|Previous Thread:||US versus UK war (Fearless Blue)|
|Next Thread:||Attention all CEOs 0% TAX in stable country (White Giant)|
| Tuesday, May 13, 2014 - 07:42 pm |
Interesting how you seem to KNOW so much, returnee, you know having been gone for so long. lol If you have something to say, at least be original. You mimick all the other personas before you. We KNOW the game. And it is amazing how ALL the trouble makers seem to migrate towards each other. Associations are VERY telling. :P
Actually, I think your posts are rather an eye sore and your avatar gives me a headache. So there! ha ha ha ha ha ha
| Tuesday, May 13, 2014 - 07:45 pm |
The game needs more option for the single based player mode for the level requirements. I am stuck at level 4 for a single player mode with out CEO. It does needs to be revamped to make the player look forward to make more things to solve the game goals.
| Tuesday, May 13, 2014 - 08:33 pm |
Hey Anthony King!!! Great to see you again!
| Tuesday, May 13, 2014 - 11:22 pm |
@Altered, it is actually illegal for a country to attack switzerland. If say France invaded them, than every country is obligated to declare war on France(Nato) immediately. If Russia invaded them than all countries are obligated to declare on Russia (Warsaw).
| Wednesday, May 14, 2014 - 01:21 am |
hey is one saying then that Switzerland on earth in REAL LIFE is like wanna them countries in simcountry that cant be counquered and all the others are nothing but TURDS?! HEY?
| Wednesday, May 14, 2014 - 02:14 am |
thats not very fair switzerland invaded lichenstein yet all these appeasers and wimpa roos did nothing did someone say SWISS HITLER?!!!!!!
| Wednesday, May 14, 2014 - 04:01 am |
I really don't know if there is some agreement promising to defend Switzerland...if so it is likely a very old one.
Legality in an international sense is regarded by one side of experts as being very weak, to the point of being nothing much worth considering except in areas where a clear advantage in low-stakes politics are concerned (various conventions like the postal agreement) to being an incomplete work by another group of experts.
Either way, international law has very weak enforcement mechanisms. There is no real body which can enforce any sort of prohibition on invasion. The U.N can't even prevent genocide and the ICC can barely ever prosecute international war criminals.

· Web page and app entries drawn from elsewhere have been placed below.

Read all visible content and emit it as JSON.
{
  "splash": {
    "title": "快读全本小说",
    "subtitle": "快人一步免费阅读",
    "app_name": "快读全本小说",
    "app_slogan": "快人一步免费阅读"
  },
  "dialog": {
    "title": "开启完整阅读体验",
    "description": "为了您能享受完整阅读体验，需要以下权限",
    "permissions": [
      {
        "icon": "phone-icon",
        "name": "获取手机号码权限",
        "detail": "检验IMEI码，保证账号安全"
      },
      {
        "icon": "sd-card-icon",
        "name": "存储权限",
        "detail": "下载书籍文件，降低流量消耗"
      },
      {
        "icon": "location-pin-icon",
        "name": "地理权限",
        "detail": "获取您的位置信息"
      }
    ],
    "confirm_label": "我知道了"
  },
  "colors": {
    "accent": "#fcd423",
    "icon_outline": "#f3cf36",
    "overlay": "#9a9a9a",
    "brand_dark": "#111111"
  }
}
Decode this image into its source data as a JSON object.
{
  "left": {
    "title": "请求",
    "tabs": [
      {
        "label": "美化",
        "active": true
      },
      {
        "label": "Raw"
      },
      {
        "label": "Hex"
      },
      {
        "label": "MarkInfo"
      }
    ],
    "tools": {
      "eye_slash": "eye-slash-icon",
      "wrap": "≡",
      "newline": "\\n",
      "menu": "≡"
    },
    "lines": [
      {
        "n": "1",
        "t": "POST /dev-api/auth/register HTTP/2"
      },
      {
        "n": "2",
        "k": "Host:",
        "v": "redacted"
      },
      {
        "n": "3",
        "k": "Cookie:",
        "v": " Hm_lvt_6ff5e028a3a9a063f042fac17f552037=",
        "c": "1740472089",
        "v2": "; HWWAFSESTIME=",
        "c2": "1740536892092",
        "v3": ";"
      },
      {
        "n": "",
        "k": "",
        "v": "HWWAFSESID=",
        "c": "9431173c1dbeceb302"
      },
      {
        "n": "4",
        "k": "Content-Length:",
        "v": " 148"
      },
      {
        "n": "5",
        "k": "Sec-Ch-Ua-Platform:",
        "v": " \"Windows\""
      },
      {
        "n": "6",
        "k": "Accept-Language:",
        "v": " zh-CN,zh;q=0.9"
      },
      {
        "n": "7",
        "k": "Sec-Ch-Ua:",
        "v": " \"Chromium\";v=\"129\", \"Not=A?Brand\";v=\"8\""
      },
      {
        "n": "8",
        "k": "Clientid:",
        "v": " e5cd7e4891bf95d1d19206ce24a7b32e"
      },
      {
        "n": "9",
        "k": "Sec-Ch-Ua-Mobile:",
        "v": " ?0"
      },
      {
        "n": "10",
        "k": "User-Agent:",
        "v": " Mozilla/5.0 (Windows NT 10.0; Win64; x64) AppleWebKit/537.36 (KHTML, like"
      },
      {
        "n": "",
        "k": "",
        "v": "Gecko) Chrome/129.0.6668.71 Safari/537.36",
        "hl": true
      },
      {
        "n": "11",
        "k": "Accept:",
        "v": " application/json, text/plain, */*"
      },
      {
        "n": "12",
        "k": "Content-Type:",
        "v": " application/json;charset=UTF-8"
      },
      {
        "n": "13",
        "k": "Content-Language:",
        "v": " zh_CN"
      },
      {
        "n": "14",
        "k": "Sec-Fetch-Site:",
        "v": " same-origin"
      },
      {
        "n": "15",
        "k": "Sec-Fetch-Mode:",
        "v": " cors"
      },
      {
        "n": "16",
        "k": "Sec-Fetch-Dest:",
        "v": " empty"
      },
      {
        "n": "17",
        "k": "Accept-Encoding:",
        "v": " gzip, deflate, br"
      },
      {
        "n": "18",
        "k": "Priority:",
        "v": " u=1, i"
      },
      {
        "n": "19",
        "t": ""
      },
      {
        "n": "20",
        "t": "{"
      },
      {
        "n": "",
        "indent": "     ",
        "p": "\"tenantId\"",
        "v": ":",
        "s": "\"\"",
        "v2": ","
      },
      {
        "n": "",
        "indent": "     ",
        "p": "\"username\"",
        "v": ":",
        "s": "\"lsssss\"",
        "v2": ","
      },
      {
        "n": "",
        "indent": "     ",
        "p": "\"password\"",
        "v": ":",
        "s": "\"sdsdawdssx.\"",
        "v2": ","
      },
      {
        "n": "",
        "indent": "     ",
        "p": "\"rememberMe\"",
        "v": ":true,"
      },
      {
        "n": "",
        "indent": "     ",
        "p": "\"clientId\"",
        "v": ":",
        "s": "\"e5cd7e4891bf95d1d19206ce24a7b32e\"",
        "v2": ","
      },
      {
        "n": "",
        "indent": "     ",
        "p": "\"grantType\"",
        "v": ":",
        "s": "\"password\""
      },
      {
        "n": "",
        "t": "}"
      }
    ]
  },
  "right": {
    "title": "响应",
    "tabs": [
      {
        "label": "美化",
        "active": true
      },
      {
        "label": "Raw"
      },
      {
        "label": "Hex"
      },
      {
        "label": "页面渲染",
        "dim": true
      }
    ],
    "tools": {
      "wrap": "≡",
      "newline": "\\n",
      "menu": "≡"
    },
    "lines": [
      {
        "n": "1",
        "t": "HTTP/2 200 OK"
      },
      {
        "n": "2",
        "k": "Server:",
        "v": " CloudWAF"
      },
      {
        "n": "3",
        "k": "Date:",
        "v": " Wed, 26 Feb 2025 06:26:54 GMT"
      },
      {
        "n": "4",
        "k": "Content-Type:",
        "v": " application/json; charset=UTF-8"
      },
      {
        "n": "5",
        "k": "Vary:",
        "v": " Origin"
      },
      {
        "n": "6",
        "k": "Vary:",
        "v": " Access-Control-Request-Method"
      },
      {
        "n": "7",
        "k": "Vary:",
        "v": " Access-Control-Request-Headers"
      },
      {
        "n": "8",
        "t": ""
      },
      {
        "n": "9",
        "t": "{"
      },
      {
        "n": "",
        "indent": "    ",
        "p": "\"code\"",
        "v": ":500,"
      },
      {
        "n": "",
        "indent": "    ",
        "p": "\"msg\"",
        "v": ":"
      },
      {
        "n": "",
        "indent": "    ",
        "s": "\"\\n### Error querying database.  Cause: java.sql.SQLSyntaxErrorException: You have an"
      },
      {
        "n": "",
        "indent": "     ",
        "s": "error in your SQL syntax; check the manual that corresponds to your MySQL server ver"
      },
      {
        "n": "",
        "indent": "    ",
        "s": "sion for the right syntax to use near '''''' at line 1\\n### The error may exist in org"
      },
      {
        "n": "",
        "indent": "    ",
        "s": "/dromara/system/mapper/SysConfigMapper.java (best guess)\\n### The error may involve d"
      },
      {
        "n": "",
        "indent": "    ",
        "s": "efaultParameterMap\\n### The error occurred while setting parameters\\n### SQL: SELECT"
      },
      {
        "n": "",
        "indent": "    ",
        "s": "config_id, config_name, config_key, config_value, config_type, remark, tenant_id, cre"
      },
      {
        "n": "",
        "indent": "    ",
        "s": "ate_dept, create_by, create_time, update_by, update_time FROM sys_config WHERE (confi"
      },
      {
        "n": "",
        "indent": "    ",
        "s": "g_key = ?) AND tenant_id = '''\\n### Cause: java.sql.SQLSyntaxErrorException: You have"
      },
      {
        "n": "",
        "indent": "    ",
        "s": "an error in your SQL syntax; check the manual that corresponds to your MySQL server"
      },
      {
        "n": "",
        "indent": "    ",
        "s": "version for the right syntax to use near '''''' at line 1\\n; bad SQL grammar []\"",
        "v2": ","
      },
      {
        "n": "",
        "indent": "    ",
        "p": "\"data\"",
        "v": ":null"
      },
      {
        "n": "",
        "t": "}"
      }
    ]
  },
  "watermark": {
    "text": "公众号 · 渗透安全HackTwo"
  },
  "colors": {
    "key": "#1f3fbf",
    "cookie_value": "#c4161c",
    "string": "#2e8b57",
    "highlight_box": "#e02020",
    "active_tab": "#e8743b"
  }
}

Switzerland very rightly feared invasion by Germany in the early part of the war. No legal mechanism could have stopped that. These days, I highly doubt that Switzerland has any reason to fear, but that's really because of the shared norms and values in the region, rather than any sort of agreement.
| Wednesday, May 14, 2014 - 12:28 pm |
"Due to its geographical location, the ethnic composition of its population, and its relatively minute territory, Switzerland has had to obtain neutral status in order to maintain its internal cohesion. The Swiss Alps serves to link Germany and France through the Italian peninsula, and throughout the country's history, its national territory has been coveted by surrounding powers. Declaring neutrality and being ready to enforce it was and continues to be the best means by which Switzerland can maintain national security.
The Swiss population is composed of French, German, Italian, and Romansh speakers. These are the four official languages of the country, and they represent the diversity that existed within its borders for much of its history. In fact, in the late 18th and early 19th century, the nation was reduced to a vassal state due to internal disorder. It was Napoleon Bonaparte who, in 1803, restored order.
With Napoleonâ€™s defeat, however, the Swiss were determined never to suffer an invasion again. In 1815, the Congress of Vienna, consisting of major European powers who had convened to discuss international relations in the post-Napoleonic era, deemed Switzerland to be a neutral country. This neutrality was reaffirmed in 1920 by numerous countries. Once it joined the League of Nations, during the 1920s and 1930s, it was willing to take on the duties of member nations, thereby making its neutral status void. In the 1930s, however, the country regained its neutral status once it was relieved of these duties."
| Wednesday, May 14, 2014 - 02:22 pm |
Another reason is that switzerland has for many centuries armed its population to the teeth.Unless recent changes are in effect, one even had to carry a weapon of some sort to the polls, when voting (by tradition). One doesn't wonder much why Switzerland was able to maintain its neutrality in WW2, as the thought of trying to roust out thousands of pissed-off Swiss, heavily armed, in the mountains, even made der Fuhrer stop in his tracks.